Public Affairs CorrespondentTHE CIRCUIT Court has reserved judgment in a case in which journalist Sam Smyth has said he did not call Michael Lowry TD a thief but did believe he was a liar and a tax cheat.
Michael Giblin SC, for Mr Lowry, told the court the journalist was involved in a breach of process and had included matters in his affidavit so they could be aired in the media. He said the affidavit illustrated Smyth’s “malice” towards his client.
Judge Margaret Heneghan heard submissions from counsel for both parties in a case where Mr Lowry is seeking a summary order under the 2009 Defamation Act directing Mr Smyth to publish corrections of allegedly defamatory statements.
Two statements were at issue. In May 2010 Mr Smyth wrote an article in the Irish Independent in which he said the value of property transactions being investigated by the Moriarty tribunal and “involving Mr Lowry” was about £5 million (€5.9 million).
This was a reference to transactions in the UK the tribunal is investigating to see if they involve any link between Mr Lowry and businessman Denis O’Brien.
In June Mr Smyth appeared on the Tonight With Vincent Browne programme on TV3 where he discussed the origins of the McCracken and Moriarty tribunals.
In the course of the discussion, Mr Smyth said: “But the first that we caught sort on video with hand in till was Michael Lowry.” He later said he was referring to Mr Lowry being engaged in tax fraud.
Mr Lowry said the comment was understood to mean that he was a thief, a corrupt politician, was unfit to be a TD and was dishonest and untrustworthy. Thief apart, he made identical claims about the Irish Independent article.
Mr Lowry had been “greatly distressed” by the false allegations. “I am not a thief and I have never been a thief.”
He had topped the poll in north Tipperary three times since the McCracken tribunal.
Mr Smyth, in his affidavit, outlined how Mr Lowry had claimed in 1995 that his tax affairs were in order. In November 1996 he resigned as a government minister after Mr Smyth published an article saying Mr Lowry’s home had been refurbished by Dunnes Stores and the expenditure treated in the Dunnes books as work on one of its outlets.
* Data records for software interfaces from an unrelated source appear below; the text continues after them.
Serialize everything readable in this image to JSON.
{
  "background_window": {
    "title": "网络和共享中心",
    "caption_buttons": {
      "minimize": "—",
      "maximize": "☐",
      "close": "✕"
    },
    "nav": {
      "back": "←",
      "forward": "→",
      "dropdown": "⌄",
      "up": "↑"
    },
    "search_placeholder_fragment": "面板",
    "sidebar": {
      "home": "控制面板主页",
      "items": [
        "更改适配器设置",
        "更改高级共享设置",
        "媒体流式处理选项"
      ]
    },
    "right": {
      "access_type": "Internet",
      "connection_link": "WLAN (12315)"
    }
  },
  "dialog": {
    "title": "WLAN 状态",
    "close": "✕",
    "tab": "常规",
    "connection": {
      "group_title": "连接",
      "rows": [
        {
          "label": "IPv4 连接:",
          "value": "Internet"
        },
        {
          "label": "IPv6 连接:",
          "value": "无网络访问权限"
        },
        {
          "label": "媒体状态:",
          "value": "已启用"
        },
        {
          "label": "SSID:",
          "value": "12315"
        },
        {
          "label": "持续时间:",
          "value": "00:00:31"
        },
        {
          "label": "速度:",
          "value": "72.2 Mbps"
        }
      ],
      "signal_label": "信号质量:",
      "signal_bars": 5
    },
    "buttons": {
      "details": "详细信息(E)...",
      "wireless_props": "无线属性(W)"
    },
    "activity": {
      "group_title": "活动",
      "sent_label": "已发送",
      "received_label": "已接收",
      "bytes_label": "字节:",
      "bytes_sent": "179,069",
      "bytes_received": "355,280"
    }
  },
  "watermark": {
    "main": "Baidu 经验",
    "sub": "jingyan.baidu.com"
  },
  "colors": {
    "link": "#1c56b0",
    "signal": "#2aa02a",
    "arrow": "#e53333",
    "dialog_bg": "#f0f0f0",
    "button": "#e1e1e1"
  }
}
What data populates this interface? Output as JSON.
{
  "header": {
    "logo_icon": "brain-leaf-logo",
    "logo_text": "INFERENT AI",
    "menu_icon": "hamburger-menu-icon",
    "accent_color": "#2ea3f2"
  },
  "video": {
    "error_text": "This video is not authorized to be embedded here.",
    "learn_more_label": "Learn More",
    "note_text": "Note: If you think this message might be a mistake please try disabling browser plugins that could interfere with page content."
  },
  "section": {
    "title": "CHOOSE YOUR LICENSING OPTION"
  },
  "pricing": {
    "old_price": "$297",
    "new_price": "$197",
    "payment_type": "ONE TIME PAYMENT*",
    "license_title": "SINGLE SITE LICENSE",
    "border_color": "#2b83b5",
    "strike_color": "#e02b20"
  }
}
In a statement to the Dáil in 1996 Mr Lowry said that someone who had wanted to hide income would put it offshore. A year later, the McCracken tribunal reported that Mr Lowry had money in two offshore accounts opened to receive money from Dunnes Stores, and had a third into which he put money and about which Dunnes Stores knew nothing.
Mr Justice McCracken, referring to Mr Lowry’s Dáil statement and the tribunal’s subsequent findings, described his statement as “astonishing”.
In his 14-page affidavit Mr Smyth outlined the findings of the McCracken tribunal against Mr Lowry and matters to do with the subsequent inquiries of the Moriarty tribunal, which has not yet reported.
Mr Smyth said his words on TV3 related to the Moriarty tribunal’s origins in Mr Lowry’s “wholesale tax evasion” and the fact that had he “told lies about his business and financial affairs”.
Although he had not made allegations about Mr Lowry’s fitness for office “the only conclusion that one could reasonably draw from what has been discovered about leads inevitably to the conclusion that he is indeed corrupt, dishonest, untrustworthy and both unfit and unsuitable to be a minister and a TD.”
Eoin McCullough SC, for Mr Smyth, said he accepted the words spoken on the TV3 programme were defamatory but their meaning was that Mr Lowry was a tax fraud and not that he was a thief. The defence was that the statement was true.
He said he did not agree the Irish Independent article was defamatory. It was a simple statement of fact.
Mr Giblin said it was established law that the reports of tribunals of inquiry could not be used as evidence in Irish courts.
The vast bulk of Mr Smyth’s affidavit comprised hearsay and evidence to do with tribunals which was not admissible. “The defendant has delivered a blizzard of comments made by third parties.”
He said his client had settled with the Revenue in April 2007 and now had a tax certificate. The Revenue had not taken proceedings. Mr Lowry did not accept the McCracken findings or that he had lied to the Dáil.
Mr McCullough said hearsay was admissible in interlocutory proceedings and it was not necessary to rely on the tribunals to contest Mr Lowry’s claims. The court’s role was to decide if Mr Smyth had an arguable defence and the standard involved was not a high one. If the matter went to future hearings he would decide then who would be called.